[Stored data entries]

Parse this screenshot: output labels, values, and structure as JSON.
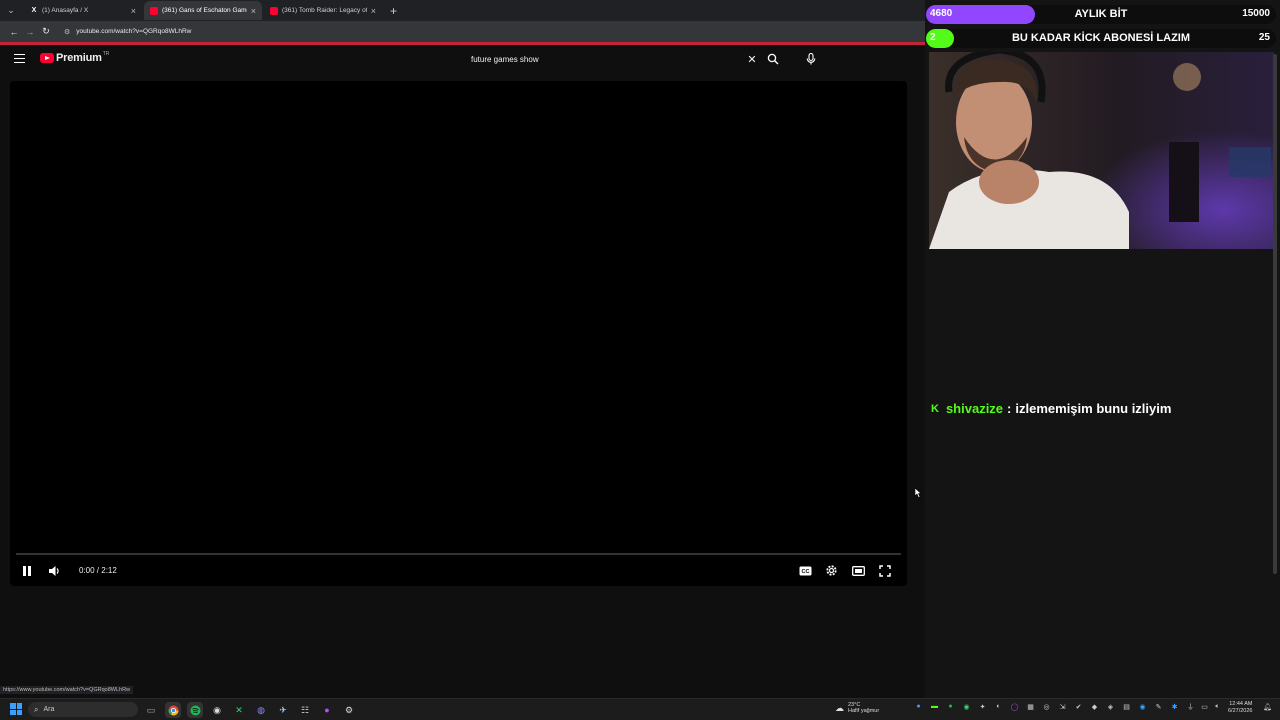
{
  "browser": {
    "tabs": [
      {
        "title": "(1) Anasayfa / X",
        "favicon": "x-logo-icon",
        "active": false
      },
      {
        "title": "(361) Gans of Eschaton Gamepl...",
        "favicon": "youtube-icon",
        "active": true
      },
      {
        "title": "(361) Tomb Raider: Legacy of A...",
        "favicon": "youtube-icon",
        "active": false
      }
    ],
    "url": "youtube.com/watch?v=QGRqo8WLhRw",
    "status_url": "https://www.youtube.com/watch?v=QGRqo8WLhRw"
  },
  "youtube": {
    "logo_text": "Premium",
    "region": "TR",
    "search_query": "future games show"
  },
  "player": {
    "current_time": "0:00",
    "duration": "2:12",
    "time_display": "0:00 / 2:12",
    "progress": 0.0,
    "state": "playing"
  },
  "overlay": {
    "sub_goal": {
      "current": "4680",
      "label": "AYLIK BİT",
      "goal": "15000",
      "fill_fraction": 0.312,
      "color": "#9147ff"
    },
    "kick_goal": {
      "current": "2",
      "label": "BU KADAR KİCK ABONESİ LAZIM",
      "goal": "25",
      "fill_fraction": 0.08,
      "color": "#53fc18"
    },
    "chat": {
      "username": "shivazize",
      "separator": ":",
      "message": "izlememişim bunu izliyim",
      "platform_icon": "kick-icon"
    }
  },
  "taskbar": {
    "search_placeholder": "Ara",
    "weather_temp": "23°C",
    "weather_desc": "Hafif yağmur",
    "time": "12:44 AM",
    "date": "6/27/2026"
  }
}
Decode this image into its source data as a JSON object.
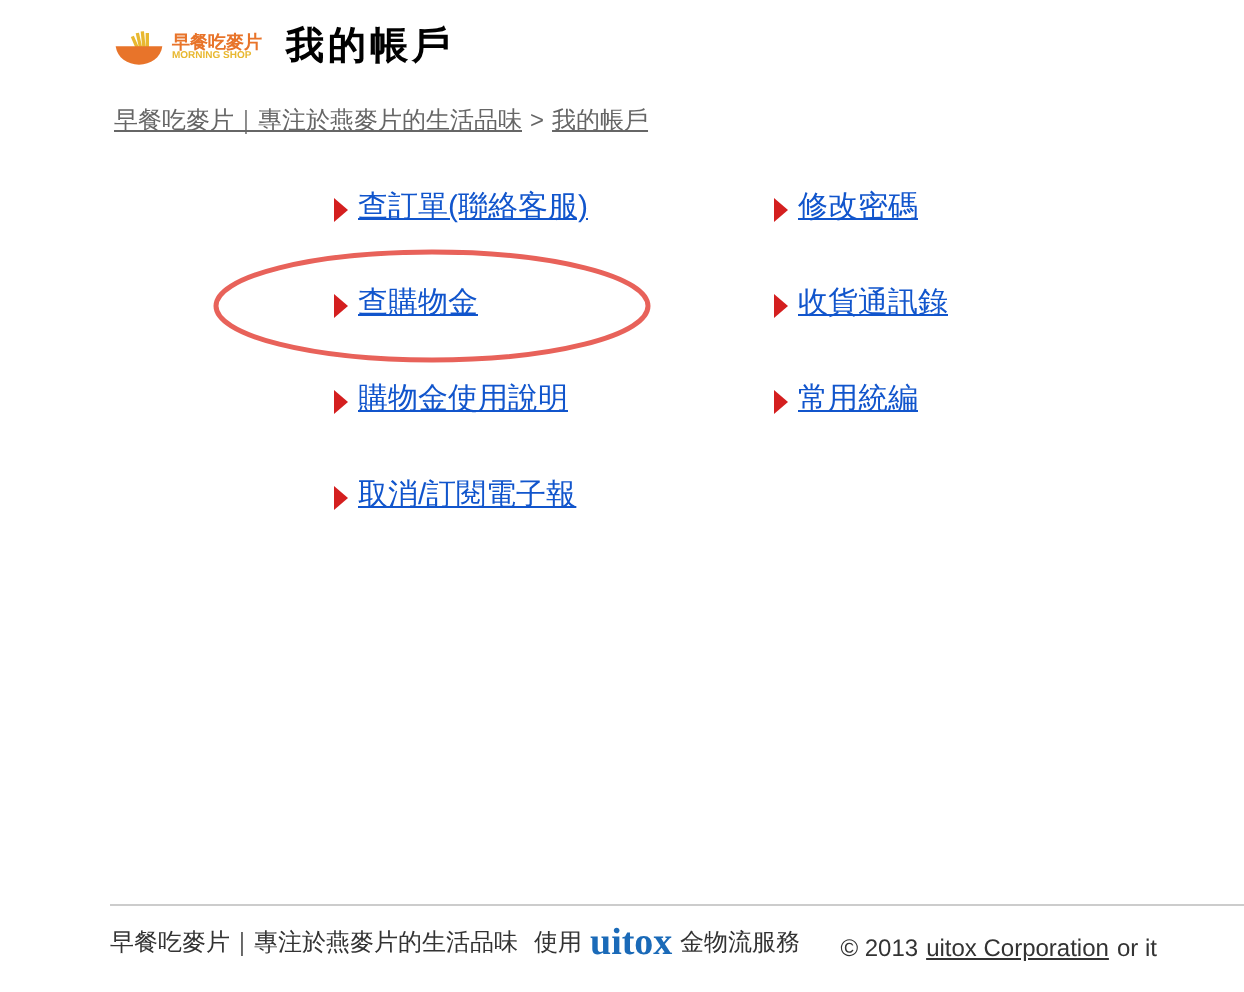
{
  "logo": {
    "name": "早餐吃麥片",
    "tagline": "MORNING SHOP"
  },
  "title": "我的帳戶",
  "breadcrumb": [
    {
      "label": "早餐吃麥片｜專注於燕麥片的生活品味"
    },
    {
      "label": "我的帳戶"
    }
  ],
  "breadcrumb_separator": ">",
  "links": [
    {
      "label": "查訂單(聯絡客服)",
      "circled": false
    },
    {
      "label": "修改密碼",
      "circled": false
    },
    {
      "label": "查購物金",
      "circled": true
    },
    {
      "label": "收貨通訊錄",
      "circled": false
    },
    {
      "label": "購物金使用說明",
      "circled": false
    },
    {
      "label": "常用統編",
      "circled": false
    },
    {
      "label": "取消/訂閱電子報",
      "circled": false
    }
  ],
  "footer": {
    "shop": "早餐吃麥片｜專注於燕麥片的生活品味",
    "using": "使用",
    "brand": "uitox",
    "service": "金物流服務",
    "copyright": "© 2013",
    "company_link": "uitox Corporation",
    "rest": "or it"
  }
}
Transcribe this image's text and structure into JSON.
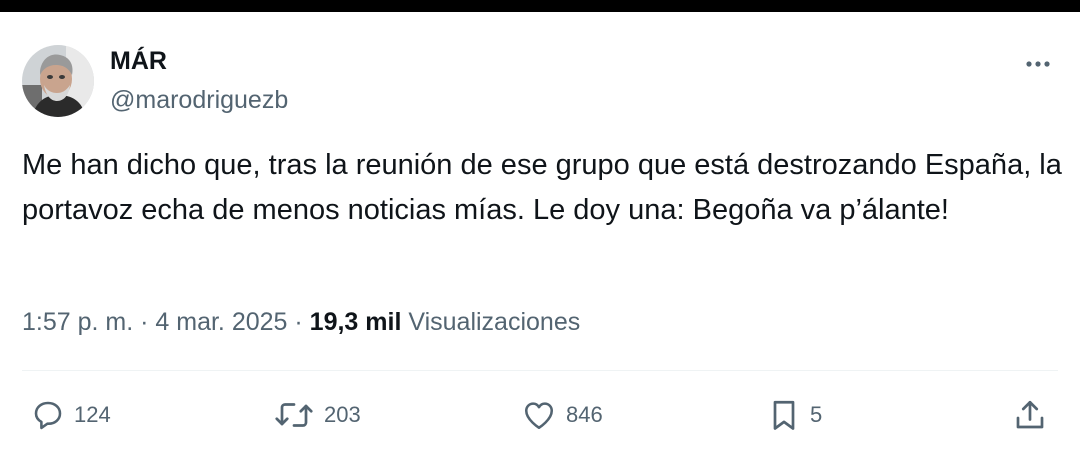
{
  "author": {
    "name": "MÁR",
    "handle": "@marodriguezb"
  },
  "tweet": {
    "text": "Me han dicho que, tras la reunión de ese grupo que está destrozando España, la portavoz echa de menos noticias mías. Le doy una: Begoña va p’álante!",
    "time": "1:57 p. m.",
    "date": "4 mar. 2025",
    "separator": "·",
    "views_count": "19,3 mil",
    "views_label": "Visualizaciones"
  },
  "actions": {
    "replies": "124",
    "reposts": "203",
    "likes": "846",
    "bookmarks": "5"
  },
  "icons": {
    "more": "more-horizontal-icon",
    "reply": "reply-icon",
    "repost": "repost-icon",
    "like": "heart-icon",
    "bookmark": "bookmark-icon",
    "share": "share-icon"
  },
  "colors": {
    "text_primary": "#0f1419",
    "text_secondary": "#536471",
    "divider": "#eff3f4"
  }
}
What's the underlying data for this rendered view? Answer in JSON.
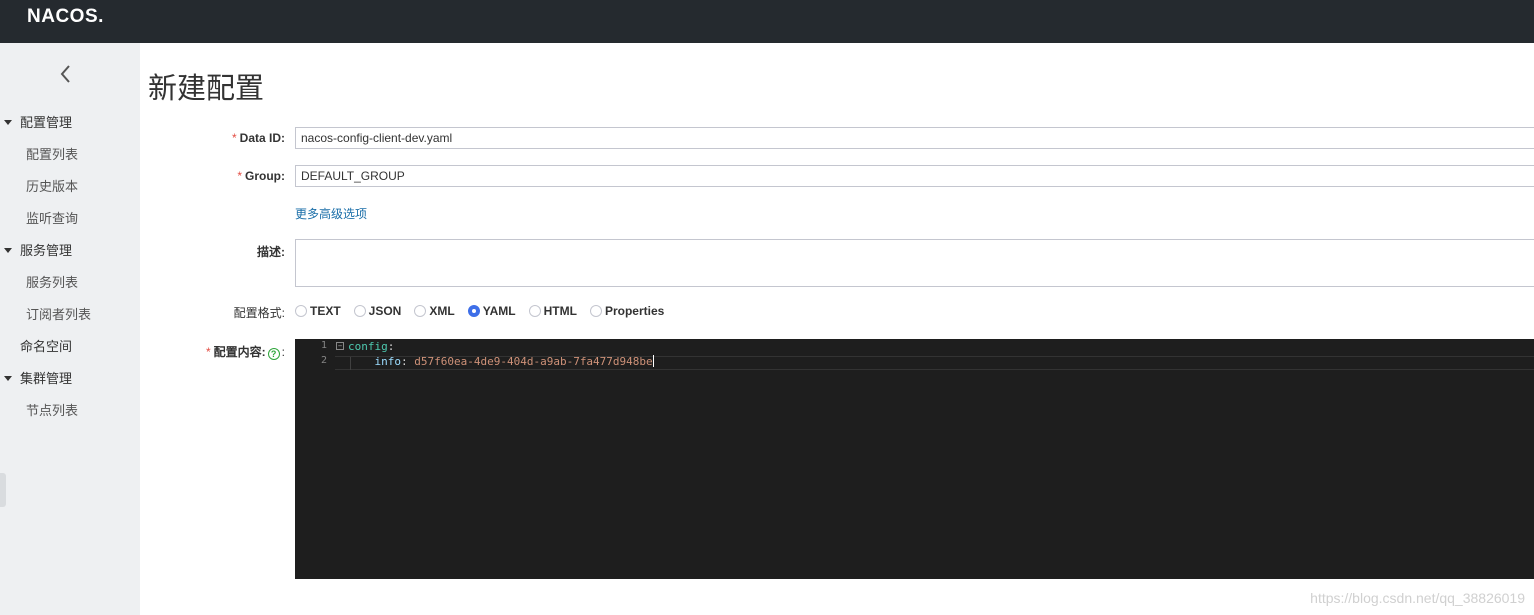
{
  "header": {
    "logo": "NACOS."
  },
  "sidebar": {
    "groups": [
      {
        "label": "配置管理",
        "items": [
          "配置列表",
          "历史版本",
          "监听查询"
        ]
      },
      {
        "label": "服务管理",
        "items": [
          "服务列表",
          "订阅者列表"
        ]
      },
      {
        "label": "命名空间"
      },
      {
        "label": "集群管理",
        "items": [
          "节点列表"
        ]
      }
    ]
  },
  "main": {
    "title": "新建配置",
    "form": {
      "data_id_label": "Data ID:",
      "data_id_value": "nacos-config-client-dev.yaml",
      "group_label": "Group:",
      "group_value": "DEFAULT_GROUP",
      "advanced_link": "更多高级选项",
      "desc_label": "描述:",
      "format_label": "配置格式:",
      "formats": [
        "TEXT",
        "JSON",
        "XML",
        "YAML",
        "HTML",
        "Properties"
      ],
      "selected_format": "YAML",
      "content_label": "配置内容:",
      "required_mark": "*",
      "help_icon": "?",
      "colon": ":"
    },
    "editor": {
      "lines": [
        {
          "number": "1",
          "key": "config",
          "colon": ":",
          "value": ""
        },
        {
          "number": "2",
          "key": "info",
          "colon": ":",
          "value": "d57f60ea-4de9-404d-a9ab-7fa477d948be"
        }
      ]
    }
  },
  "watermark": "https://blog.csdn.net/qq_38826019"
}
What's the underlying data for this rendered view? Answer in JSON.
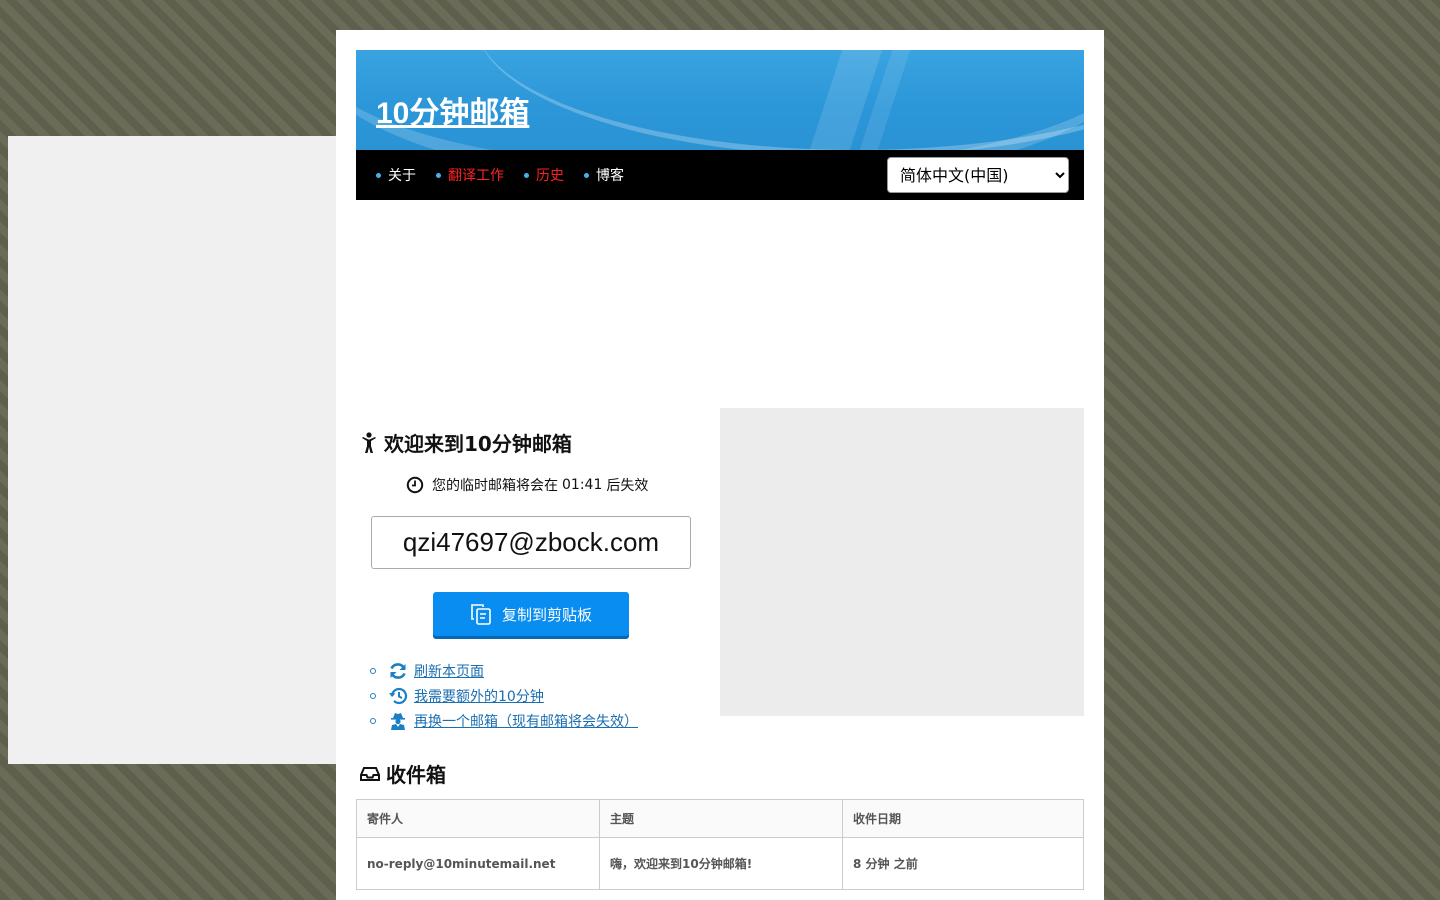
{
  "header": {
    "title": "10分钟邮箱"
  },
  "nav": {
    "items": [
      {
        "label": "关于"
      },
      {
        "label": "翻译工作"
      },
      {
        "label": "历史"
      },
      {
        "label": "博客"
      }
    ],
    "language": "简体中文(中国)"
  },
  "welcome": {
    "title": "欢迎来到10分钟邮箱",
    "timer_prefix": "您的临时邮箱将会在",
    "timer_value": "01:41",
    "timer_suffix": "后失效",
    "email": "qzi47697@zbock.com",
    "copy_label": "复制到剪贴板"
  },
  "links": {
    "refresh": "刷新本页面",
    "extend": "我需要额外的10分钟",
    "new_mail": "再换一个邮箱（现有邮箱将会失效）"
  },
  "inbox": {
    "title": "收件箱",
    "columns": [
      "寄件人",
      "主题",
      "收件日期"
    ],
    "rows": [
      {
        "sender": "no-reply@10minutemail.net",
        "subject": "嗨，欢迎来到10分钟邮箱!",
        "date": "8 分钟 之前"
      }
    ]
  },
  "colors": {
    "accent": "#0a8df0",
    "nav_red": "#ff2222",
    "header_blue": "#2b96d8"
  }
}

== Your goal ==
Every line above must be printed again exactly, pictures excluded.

== Task solution ==
Parse this screenshot: output labels, values, and structure as JSON.
{
  "browser": {
    "tabs": [
      {
        "title": "(1) Anasayfa / X",
        "favicon": "x-logo-icon",
        "active": false
      },
      {
        "title": "(361) Gans of Eschaton Gamepl...",
        "favicon": "youtube-icon",
        "active": true
      },
      {
        "title": "(361) Tomb Raider: Legacy of A...",
        "favicon": "youtube-icon",
        "active": false
      }
    ],
    "url": "youtube.com/watch?v=QGRqo8WLhRw",
    "status_url": "https://www.youtube.com/watch?v=QGRqo8WLhRw"
  },
  "youtube": {
    "logo_text": "Premium",
    "region": "TR",
    "search_query": "future games show"
  },
  "player": {
    "current_time": "0:00",
    "duration": "2:12",
    "time_display": "0:00 / 2:12",
    "progress": 0.0,
    "state": "playing"
  },
  "overlay": {
    "sub_goal": {
      "current": "4680",
      "label": "AYLIK BİT",
      "goal": "15000",
      "fill_fraction": 0.312,
      "color": "#9147ff"
    },
    "kick_goal": {
      "current": "2",
      "label": "BU KADAR KİCK ABONESİ LAZIM",
      "goal": "25",
      "fill_fraction": 0.08,
      "color": "#53fc18"
    },
    "chat": {
      "username": "shivazize",
      "separator": ":",
      "message": "izlememişim bunu izliyim",
      "platform_icon": "kick-icon"
    }
  },
  "taskbar": {
    "search_placeholder": "Ara",
    "weather_temp": "23°C",
    "weather_desc": "Hafif yağmur",
    "time": "12:44 AM",
    "date": "6/27/2026"
  }
}
Decode this image into its source data as a JSON object.
{
  "logo": {
    "name": "早餐吃麥片",
    "tagline": "MORNING SHOP"
  },
  "title": "我的帳戶",
  "breadcrumb": [
    {
      "label": "早餐吃麥片｜專注於燕麥片的生活品味"
    },
    {
      "label": "我的帳戶"
    }
  ],
  "breadcrumb_separator": ">",
  "links": [
    {
      "label": "查訂單(聯絡客服)",
      "circled": false
    },
    {
      "label": "修改密碼",
      "circled": false
    },
    {
      "label": "查購物金",
      "circled": true
    },
    {
      "label": "收貨通訊錄",
      "circled": false
    },
    {
      "label": "購物金使用說明",
      "circled": false
    },
    {
      "label": "常用統編",
      "circled": false
    },
    {
      "label": "取消/訂閱電子報",
      "circled": false
    }
  ],
  "footer": {
    "shop": "早餐吃麥片｜專注於燕麥片的生活品味",
    "using": "使用",
    "brand": "uitox",
    "service": "金物流服務",
    "copyright": "© 2013",
    "company_link": "uitox Corporation",
    "rest": "or it"
  }
}
Transcribe this image's text and structure into JSON.
{
  "author": {
    "name": "MÁR",
    "handle": "@marodriguezb"
  },
  "tweet": {
    "text": "Me han dicho que, tras la reunión de ese grupo que está destrozando España, la portavoz echa de menos noticias mías. Le doy una: Begoña va p’álante!",
    "time": "1:57 p. m.",
    "date": "4 mar. 2025",
    "separator": "·",
    "views_count": "19,3 mil",
    "views_label": "Visualizaciones"
  },
  "actions": {
    "replies": "124",
    "reposts": "203",
    "likes": "846",
    "bookmarks": "5"
  },
  "icons": {
    "more": "more-horizontal-icon",
    "reply": "reply-icon",
    "repost": "repost-icon",
    "like": "heart-icon",
    "bookmark": "bookmark-icon",
    "share": "share-icon"
  },
  "colors": {
    "text_primary": "#0f1419",
    "text_secondary": "#536471",
    "divider": "#eff3f4"
  }
}
What's the underlying data for this rendered view? Answer in JSON.
{
  "header": {
    "logo": "NACOS."
  },
  "sidebar": {
    "groups": [
      {
        "label": "配置管理",
        "items": [
          "配置列表",
          "历史版本",
          "监听查询"
        ]
      },
      {
        "label": "服务管理",
        "items": [
          "服务列表",
          "订阅者列表"
        ]
      },
      {
        "label": "命名空间"
      },
      {
        "label": "集群管理",
        "items": [
          "节点列表"
        ]
      }
    ]
  },
  "main": {
    "title": "新建配置",
    "form": {
      "data_id_label": "Data ID:",
      "data_id_value": "nacos-config-client-dev.yaml",
      "group_label": "Group:",
      "group_value": "DEFAULT_GROUP",
      "advanced_link": "更多高级选项",
      "desc_label": "描述:",
      "format_label": "配置格式:",
      "formats": [
        "TEXT",
        "JSON",
        "XML",
        "YAML",
        "HTML",
        "Properties"
      ],
      "selected_format": "YAML",
      "content_label": "配置内容:",
      "required_mark": "*",
      "help_icon": "?",
      "colon": ":"
    },
    "editor": {
      "lines": [
        {
          "number": "1",
          "key": "config",
          "colon": ":",
          "value": ""
        },
        {
          "number": "2",
          "key": "info",
          "colon": ":",
          "value": "d57f60ea-4de9-404d-a9ab-7fa477d948be"
        }
      ]
    }
  },
  "watermark": "https://blog.csdn.net/qq_38826019"
}
What's the underlying data for this rendered view? Answer in JSON.
{
  "header": {
    "title": "10分钟邮箱"
  },
  "nav": {
    "items": [
      {
        "label": "关于"
      },
      {
        "label": "翻译工作"
      },
      {
        "label": "历史"
      },
      {
        "label": "博客"
      }
    ],
    "language": "简体中文(中国)"
  },
  "welcome": {
    "title": "欢迎来到10分钟邮箱",
    "timer_prefix": "您的临时邮箱将会在",
    "timer_value": "01:41",
    "timer_suffix": "后失效",
    "email": "qzi47697@zbock.com",
    "copy_label": "复制到剪贴板"
  },
  "links": {
    "refresh": "刷新本页面",
    "extend": "我需要额外的10分钟",
    "new_mail": "再换一个邮箱（现有邮箱将会失效）"
  },
  "inbox": {
    "title": "收件箱",
    "columns": [
      "寄件人",
      "主题",
      "收件日期"
    ],
    "rows": [
      {
        "sender": "no-reply@10minutemail.net",
        "subject": "嗨，欢迎来到10分钟邮箱!",
        "date": "8 分钟 之前"
      }
    ]
  },
  "colors": {
    "accent": "#0a8df0",
    "nav_red": "#ff2222",
    "header_blue": "#2b96d8"
  }
}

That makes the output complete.